For my love of people. I do not regard people with the undertone of judgment or contempt because they are unworthy “sinners”. Instead I regard all people with the same double empathy with which I regard Adam and Eve. They are created good and vulnerable – and they do wrong, and they hurt and die. Just as God looked at Adam and Eve hiding in the bushes and wanted to help them, clothing them and speaking of the promised saviour – their seed – so I too will do the same for the sons and daughters of Adam and Eve. They share the very same value and beauty and need.
And it is why I can look at the beauty that is a newborn baby and know that in this beautiful new life, a life that has not made any choices of his or her own, I am absolutely right in my perception – one that I sense in my innermost being – that I am gazing on a beautiful life that is good and valuable and lovely and vulnerable, worthy of clothing and helping – and worth the promise of a brother, made of the same beautiful stuff as them – a sympathetic priest and Saviour, Jesus.
For further reading – and just in case you should think this view is not orthodox, let me recommend:
“In the Likeness of Sinful flesh” by Thomas Weinandy – A leading Roman Catholic scholar

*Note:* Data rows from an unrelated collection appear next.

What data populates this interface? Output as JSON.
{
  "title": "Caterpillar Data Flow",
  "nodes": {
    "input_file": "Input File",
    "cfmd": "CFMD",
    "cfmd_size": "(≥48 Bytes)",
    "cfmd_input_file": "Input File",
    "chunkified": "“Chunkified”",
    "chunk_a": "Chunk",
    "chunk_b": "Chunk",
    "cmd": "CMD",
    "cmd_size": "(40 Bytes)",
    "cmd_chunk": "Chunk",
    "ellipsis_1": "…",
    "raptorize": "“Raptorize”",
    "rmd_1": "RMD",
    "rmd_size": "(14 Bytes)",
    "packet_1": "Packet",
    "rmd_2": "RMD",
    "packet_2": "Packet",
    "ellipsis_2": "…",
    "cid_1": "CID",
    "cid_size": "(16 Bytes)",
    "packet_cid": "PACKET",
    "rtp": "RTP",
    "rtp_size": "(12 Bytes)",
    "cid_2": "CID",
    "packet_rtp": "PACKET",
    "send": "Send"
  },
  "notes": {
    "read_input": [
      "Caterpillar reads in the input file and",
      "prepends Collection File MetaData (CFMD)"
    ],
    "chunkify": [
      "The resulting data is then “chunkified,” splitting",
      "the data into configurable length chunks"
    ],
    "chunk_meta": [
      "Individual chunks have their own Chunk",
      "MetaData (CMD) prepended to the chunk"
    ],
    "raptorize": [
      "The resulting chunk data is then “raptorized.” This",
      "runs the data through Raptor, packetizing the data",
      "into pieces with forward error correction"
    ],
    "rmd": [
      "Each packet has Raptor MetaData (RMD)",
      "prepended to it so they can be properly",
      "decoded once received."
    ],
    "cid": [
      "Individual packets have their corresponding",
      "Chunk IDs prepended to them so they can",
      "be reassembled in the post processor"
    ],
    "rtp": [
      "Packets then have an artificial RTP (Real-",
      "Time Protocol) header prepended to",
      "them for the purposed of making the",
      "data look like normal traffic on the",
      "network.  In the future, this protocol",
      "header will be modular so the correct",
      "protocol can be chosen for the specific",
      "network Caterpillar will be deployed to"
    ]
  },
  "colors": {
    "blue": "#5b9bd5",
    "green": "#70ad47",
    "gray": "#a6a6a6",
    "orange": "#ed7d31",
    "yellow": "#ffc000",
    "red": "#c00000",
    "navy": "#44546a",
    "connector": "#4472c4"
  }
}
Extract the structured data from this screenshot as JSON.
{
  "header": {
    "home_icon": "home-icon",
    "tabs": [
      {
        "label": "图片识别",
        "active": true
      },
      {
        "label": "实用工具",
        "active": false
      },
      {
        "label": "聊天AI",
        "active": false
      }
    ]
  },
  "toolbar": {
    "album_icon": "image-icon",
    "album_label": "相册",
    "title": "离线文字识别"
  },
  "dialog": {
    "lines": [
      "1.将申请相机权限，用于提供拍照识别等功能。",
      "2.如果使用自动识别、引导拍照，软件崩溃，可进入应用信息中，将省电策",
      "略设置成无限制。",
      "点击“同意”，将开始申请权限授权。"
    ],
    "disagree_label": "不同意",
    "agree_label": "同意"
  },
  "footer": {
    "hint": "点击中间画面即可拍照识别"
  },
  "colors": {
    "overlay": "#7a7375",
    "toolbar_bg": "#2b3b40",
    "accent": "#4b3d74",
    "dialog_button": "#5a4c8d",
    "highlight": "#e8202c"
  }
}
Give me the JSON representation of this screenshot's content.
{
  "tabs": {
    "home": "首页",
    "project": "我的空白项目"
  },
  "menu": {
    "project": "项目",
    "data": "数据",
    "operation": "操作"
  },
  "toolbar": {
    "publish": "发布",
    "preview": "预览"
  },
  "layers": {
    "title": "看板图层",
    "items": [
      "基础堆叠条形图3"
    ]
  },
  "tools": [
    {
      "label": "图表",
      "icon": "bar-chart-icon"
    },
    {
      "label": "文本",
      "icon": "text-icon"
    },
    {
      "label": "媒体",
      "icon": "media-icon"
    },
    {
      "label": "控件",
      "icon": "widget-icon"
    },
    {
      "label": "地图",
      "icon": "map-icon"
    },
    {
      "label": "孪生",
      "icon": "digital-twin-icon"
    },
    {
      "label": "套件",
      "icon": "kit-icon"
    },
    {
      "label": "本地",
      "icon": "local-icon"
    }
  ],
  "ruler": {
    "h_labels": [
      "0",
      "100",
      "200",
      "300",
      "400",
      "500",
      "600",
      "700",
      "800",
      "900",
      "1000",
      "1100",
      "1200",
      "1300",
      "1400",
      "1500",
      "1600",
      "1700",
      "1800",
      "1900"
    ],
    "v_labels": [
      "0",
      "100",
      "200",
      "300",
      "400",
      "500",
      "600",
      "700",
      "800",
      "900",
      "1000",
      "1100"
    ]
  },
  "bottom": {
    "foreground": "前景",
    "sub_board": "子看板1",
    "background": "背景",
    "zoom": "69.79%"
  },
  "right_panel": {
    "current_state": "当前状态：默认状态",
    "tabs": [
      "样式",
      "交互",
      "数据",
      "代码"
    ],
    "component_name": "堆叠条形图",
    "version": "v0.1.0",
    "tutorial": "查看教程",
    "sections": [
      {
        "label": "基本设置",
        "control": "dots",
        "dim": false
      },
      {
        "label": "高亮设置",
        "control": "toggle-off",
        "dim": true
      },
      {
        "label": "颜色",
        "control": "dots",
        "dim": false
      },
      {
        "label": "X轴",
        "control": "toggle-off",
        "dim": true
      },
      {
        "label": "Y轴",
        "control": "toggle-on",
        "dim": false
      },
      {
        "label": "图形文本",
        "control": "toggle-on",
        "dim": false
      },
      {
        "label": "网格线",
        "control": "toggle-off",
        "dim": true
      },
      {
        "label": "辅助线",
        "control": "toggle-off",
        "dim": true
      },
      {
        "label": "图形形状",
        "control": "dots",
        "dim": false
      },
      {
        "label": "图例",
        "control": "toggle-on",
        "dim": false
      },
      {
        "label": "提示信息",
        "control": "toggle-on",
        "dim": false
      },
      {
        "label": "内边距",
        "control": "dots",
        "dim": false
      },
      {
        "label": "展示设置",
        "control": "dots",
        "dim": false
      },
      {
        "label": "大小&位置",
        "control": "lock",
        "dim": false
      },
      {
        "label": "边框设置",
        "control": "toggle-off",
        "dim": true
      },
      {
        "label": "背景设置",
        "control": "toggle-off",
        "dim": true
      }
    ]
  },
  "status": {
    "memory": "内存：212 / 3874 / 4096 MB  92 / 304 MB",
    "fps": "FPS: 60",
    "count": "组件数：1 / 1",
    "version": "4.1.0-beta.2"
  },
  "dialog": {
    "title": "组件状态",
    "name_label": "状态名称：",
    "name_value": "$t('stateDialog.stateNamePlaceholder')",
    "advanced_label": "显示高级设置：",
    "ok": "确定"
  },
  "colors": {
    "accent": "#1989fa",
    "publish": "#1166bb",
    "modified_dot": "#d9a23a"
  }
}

“The Holy Spirit and the really Human Jesus” (The Holy Spirit and the World Today ed Jane Williams) – chapter by Lincoln Harvey – leading Anglican scholar and Assistant Dean of St Mellitus College UK